Instructions to follow:
Say how many lines of these entries include the word "point", and answer with the number alone.

-- Data in this exercise follows --

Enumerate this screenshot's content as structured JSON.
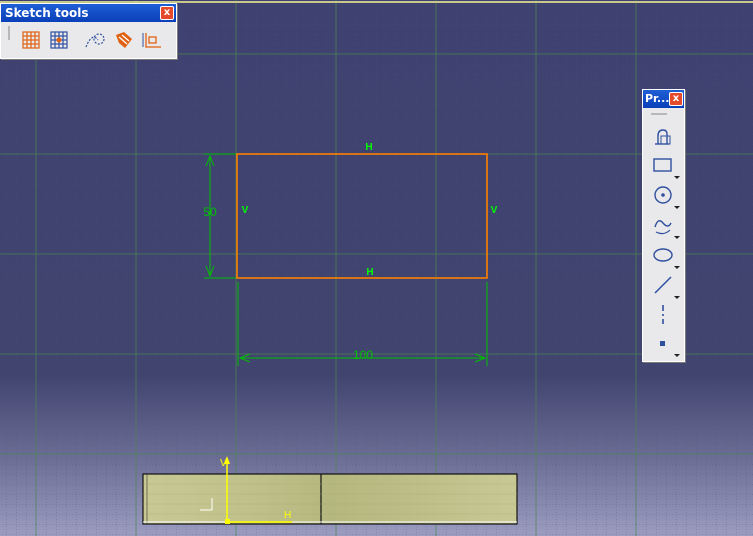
{
  "sketch_tools": {
    "title": "Sketch tools",
    "close_label": "x",
    "buttons": [
      {
        "name": "grid-icon"
      },
      {
        "name": "snap-to-point-icon"
      },
      {
        "name": "construction-geometry-icon"
      },
      {
        "name": "geometrical-constraints-icon"
      },
      {
        "name": "dimensional-constraints-icon"
      }
    ]
  },
  "profile_toolbar": {
    "title": "Pr...",
    "close_label": "x",
    "buttons": [
      {
        "name": "profile-icon"
      },
      {
        "name": "rectangle-icon"
      },
      {
        "name": "circle-icon"
      },
      {
        "name": "spline-icon"
      },
      {
        "name": "ellipse-icon"
      },
      {
        "name": "line-icon"
      },
      {
        "name": "axis-icon"
      },
      {
        "name": "point-icon"
      }
    ]
  },
  "sketch": {
    "constraint_top": "H",
    "constraint_bottom": "H",
    "constraint_left": "V",
    "constraint_right": "V",
    "dimension_height": "50",
    "dimension_width": "100",
    "profile_color": "#ff8000",
    "dimension_color": "#00c000",
    "constraint_color": "#00ff00"
  },
  "axis": {
    "h_label": "H",
    "v_label": "V",
    "axis_color": "#ffff00"
  }
}
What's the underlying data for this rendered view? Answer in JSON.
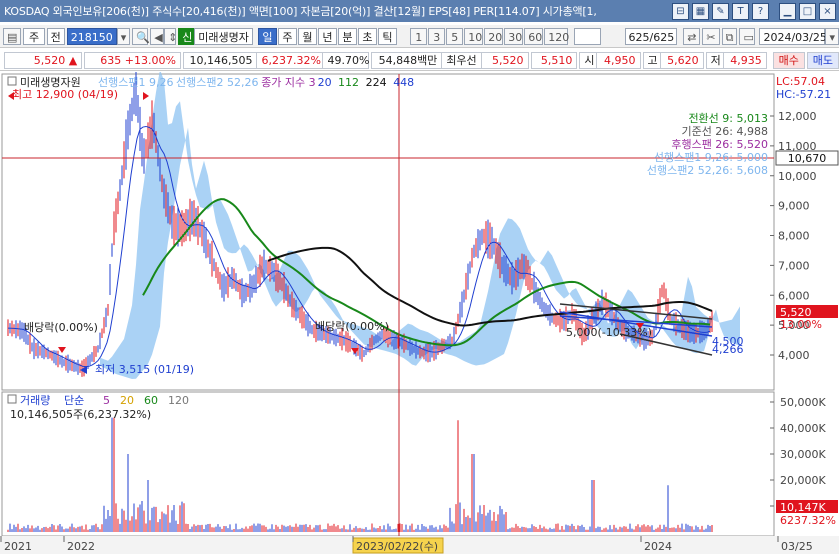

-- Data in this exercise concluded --

Written solution:
2